* _PROBLEM DESCRIPTION_
Give back the entries verbatim.
=== Begin Enclosure ===
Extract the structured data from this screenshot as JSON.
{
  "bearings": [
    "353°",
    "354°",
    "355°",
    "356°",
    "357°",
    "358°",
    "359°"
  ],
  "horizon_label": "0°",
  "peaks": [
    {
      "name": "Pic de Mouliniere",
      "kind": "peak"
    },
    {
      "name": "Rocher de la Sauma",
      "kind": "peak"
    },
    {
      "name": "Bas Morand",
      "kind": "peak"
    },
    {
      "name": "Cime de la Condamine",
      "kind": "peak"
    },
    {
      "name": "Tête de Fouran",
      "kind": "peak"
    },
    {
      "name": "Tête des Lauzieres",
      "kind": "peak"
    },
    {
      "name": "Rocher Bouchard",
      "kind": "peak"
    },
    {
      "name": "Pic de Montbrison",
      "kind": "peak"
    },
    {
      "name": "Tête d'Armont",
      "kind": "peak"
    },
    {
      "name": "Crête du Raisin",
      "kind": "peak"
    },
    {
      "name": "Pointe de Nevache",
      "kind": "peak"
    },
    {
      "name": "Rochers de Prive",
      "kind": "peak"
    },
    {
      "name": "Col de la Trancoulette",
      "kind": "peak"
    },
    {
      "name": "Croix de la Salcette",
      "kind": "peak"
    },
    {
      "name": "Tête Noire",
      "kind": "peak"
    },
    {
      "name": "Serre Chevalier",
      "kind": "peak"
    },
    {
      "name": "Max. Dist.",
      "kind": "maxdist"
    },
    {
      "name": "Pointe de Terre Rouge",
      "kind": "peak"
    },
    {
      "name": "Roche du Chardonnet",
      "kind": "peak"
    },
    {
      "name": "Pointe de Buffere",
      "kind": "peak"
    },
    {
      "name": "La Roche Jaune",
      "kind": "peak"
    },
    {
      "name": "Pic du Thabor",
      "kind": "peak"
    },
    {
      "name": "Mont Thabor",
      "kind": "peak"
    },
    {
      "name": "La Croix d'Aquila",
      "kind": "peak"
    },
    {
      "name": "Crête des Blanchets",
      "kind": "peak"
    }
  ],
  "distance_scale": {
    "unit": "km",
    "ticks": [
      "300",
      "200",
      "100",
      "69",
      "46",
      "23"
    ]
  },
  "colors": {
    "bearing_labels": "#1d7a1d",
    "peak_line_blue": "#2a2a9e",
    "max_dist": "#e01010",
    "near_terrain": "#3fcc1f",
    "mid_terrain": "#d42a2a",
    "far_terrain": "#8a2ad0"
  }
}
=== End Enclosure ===
* _SOLUTION BELOW_
Extract the structured data from this screenshot as JSON.
{
  "bearings": [
    "353°",
    "354°",
    "355°",
    "356°",
    "357°",
    "358°",
    "359°"
  ],
  "horizon_label": "0°",
  "peaks": [
    {
      "name": "Pic de Mouliniere",
      "kind": "peak"
    },
    {
      "name": "Rocher de la Sauma",
      "kind": "peak"
    },
    {
      "name": "Bas Morand",
      "kind": "peak"
    },
    {
      "name": "Cime de la Condamine",
      "kind": "peak"
    },
    {
      "name": "Tête de Fouran",
      "kind": "peak"
    },
    {
      "name": "Tête des Lauzieres",
      "kind": "peak"
    },
    {
      "name": "Rocher Bouchard",
      "kind": "peak"
    },
    {
      "name": "Pic de Montbrison",
      "kind": "peak"
    },
    {
      "name": "Tête d'Armont",
      "kind": "peak"
    },
    {
      "name": "Crête du Raisin",
      "kind": "peak"
    },
    {
      "name": "Pointe de Nevache",
      "kind": "peak"
    },
    {
      "name": "Rochers de Prive",
      "kind": "peak"
    },
    {
      "name": "Col de la Trancoulette",
      "kind": "peak"
    },
    {
      "name": "Croix de la Salcette",
      "kind": "peak"
    },
    {
      "name": "Tête Noire",
      "kind": "peak"
    },
    {
      "name": "Serre Chevalier",
      "kind": "peak"
    },
    {
      "name": "Max. Dist.",
      "kind": "maxdist"
    },
    {
      "name": "Pointe de Terre Rouge",
      "kind": "peak"
    },
    {
      "name": "Roche du Chardonnet",
      "kind": "peak"
    },
    {
      "name": "Pointe de Buffere",
      "kind": "peak"
    },
    {
      "name": "La Roche Jaune",
      "kind": "peak"
    },
    {
      "name": "Pic du Thabor",
      "kind": "peak"
    },
    {
      "name": "Mont Thabor",
      "kind": "peak"
    },
    {
      "name": "La Croix d'Aquila",
      "kind": "peak"
    },
    {
      "name": "Crête des Blanchets",
      "kind": "peak"
    }
  ],
  "distance_scale": {
    "unit": "km",
    "ticks": [
      "300",
      "200",
      "100",
      "69",
      "46",
      "23"
    ]
  },
  "colors": {
    "bearing_labels": "#1d7a1d",
    "peak_line_blue": "#2a2a9e",
    "max_dist": "#e01010",
    "near_terrain": "#3fcc1f",
    "mid_terrain": "#d42a2a",
    "far_terrain": "#8a2ad0"
  }
}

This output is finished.